→ **Your goal**
Going through the data below, find how many lines include the word "this", and reply with that number alone.

→ **Task data**
+---+

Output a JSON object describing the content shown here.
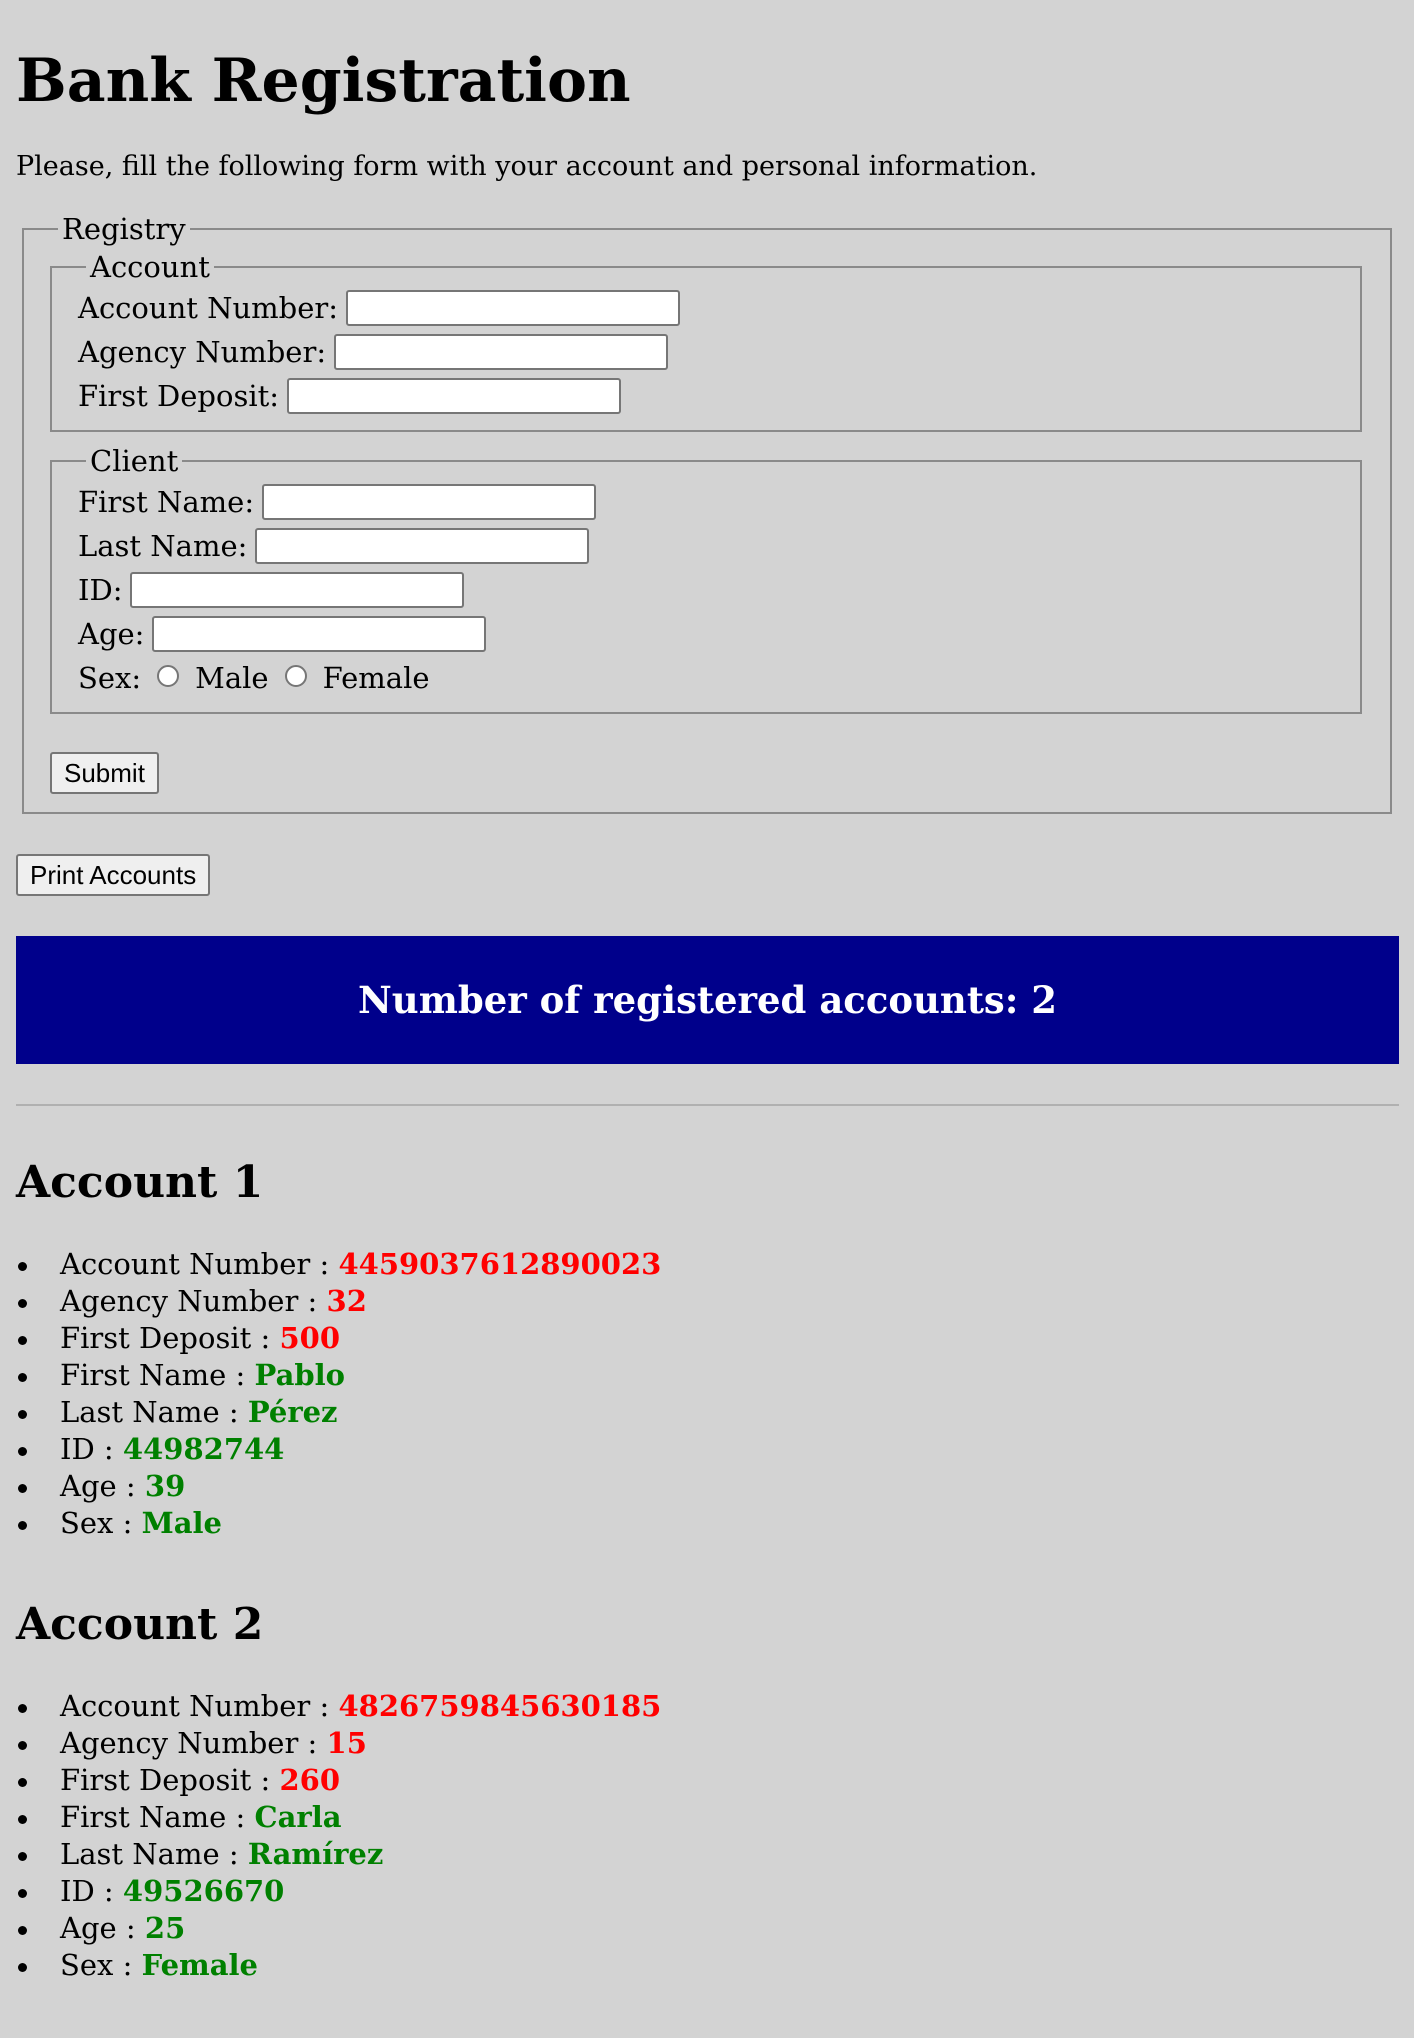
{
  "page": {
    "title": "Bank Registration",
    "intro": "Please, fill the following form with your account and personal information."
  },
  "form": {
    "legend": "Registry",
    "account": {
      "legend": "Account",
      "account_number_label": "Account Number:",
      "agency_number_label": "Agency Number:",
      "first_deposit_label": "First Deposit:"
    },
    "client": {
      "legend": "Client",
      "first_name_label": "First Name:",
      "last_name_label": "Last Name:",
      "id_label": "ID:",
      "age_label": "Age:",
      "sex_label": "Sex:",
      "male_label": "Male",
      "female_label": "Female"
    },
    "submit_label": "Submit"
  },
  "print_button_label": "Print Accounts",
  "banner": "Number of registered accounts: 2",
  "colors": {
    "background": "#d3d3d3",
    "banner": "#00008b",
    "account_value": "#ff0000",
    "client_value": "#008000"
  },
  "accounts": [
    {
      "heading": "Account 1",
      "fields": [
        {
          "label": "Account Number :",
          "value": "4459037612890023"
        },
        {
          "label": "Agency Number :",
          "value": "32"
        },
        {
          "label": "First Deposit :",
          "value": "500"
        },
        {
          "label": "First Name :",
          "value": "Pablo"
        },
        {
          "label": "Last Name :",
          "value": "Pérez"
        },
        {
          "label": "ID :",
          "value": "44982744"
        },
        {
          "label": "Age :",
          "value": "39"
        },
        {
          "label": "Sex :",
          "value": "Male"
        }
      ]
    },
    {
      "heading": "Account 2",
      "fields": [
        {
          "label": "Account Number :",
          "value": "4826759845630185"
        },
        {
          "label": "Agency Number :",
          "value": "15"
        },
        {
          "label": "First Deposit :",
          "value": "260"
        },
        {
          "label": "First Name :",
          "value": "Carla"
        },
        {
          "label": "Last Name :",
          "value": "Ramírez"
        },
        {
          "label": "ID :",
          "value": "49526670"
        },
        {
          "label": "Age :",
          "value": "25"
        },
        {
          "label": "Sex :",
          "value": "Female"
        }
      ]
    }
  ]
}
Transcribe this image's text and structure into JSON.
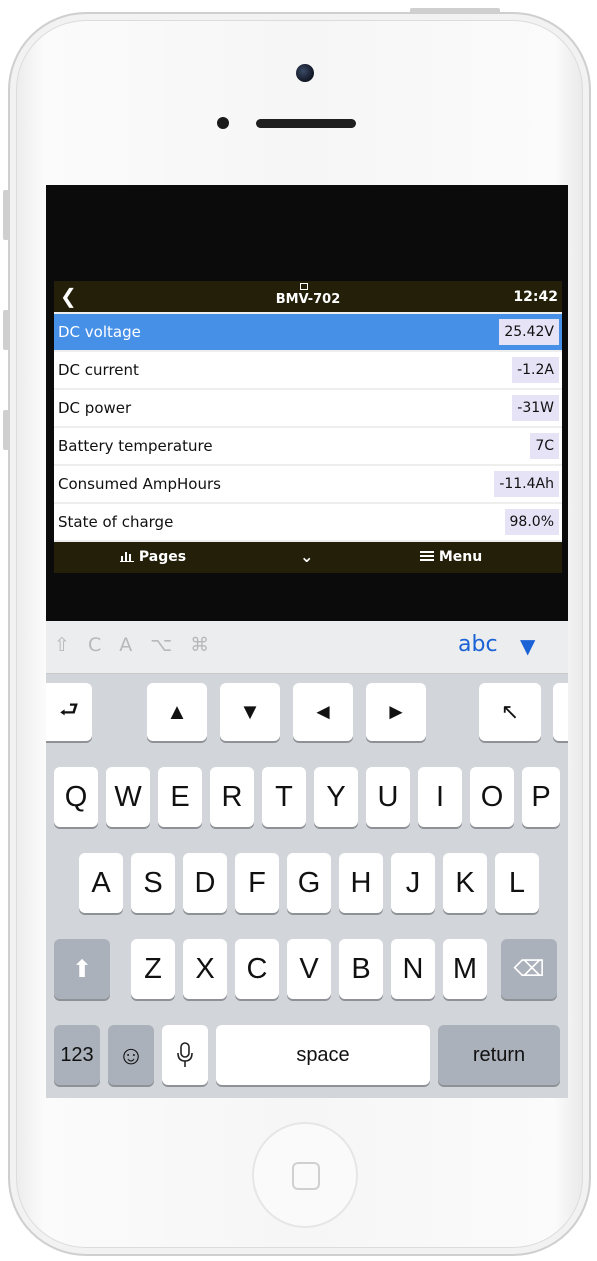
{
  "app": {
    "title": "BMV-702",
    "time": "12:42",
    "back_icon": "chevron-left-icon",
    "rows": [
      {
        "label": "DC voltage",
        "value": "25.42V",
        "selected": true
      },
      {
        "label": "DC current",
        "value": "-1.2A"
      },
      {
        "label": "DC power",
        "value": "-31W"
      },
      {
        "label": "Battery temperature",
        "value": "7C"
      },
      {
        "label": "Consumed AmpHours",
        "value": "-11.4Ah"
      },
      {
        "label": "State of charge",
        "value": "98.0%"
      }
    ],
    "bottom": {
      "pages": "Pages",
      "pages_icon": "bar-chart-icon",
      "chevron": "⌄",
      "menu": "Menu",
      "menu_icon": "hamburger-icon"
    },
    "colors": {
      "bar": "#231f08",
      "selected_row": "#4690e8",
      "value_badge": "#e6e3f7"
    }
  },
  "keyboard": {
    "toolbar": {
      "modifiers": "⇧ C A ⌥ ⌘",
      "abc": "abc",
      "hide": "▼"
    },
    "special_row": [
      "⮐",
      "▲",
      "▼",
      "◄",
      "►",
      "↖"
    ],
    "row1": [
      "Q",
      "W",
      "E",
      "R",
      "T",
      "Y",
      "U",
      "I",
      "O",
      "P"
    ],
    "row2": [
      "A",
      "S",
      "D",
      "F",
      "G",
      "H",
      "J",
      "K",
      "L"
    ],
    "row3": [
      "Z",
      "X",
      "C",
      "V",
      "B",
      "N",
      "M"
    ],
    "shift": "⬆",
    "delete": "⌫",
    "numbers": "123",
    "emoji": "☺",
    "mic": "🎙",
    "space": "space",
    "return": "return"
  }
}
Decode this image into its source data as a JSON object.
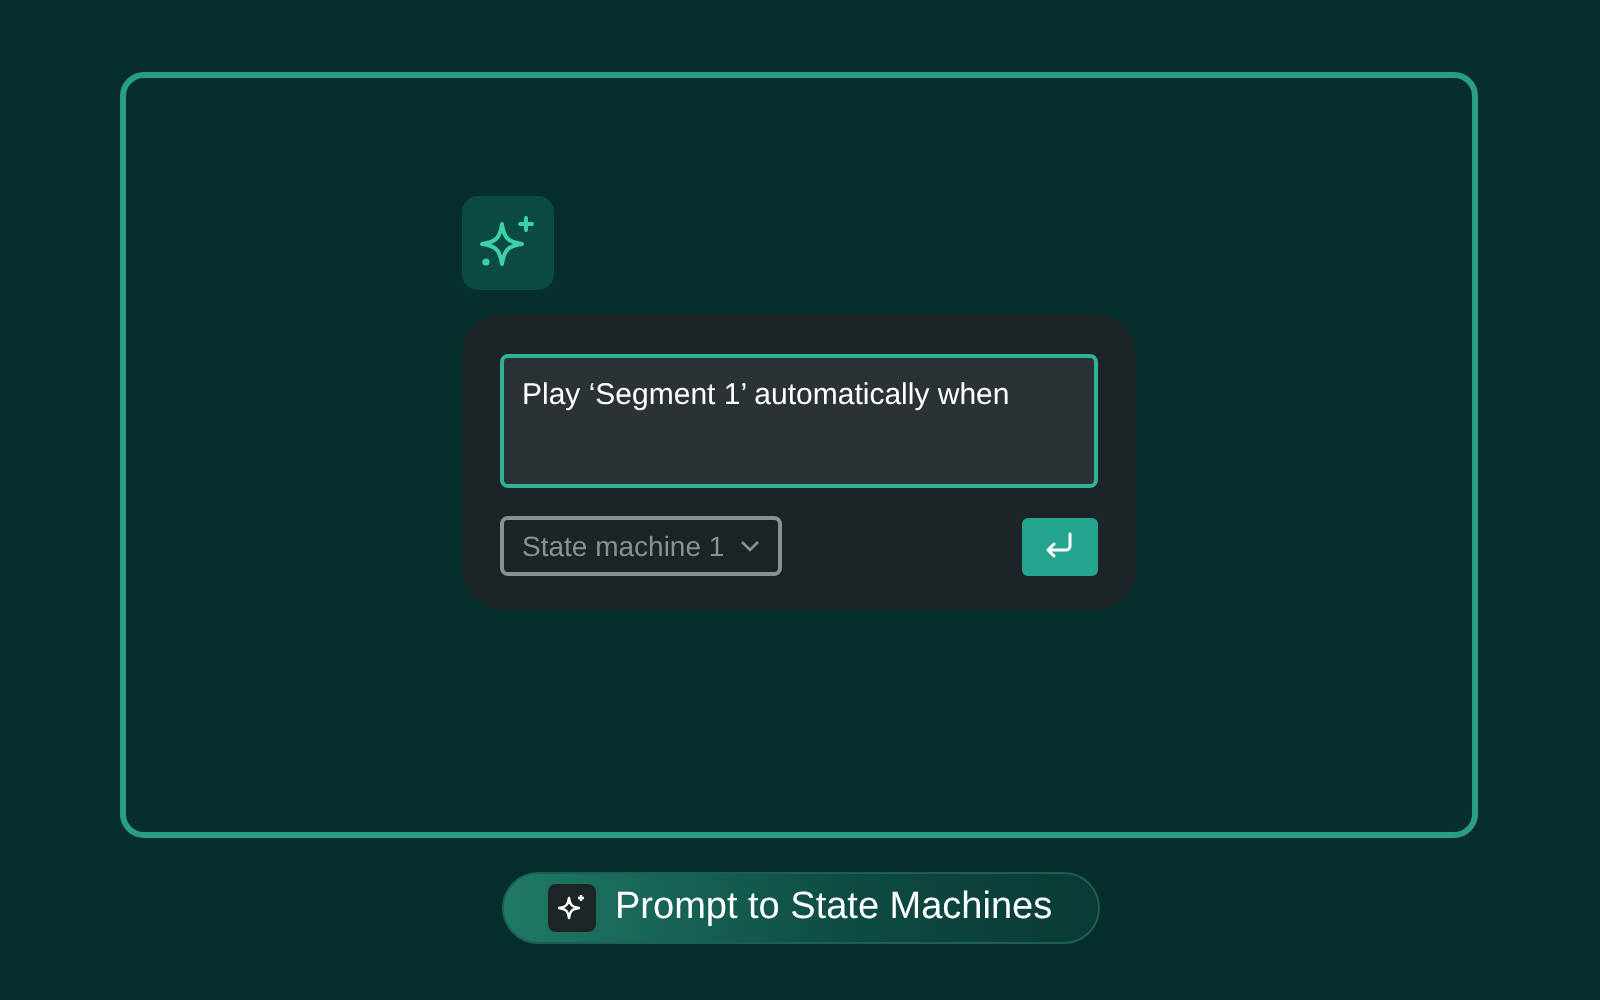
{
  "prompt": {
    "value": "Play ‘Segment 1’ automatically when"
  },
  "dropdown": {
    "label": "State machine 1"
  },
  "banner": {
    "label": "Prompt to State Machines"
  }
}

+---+

→ **Task result**
2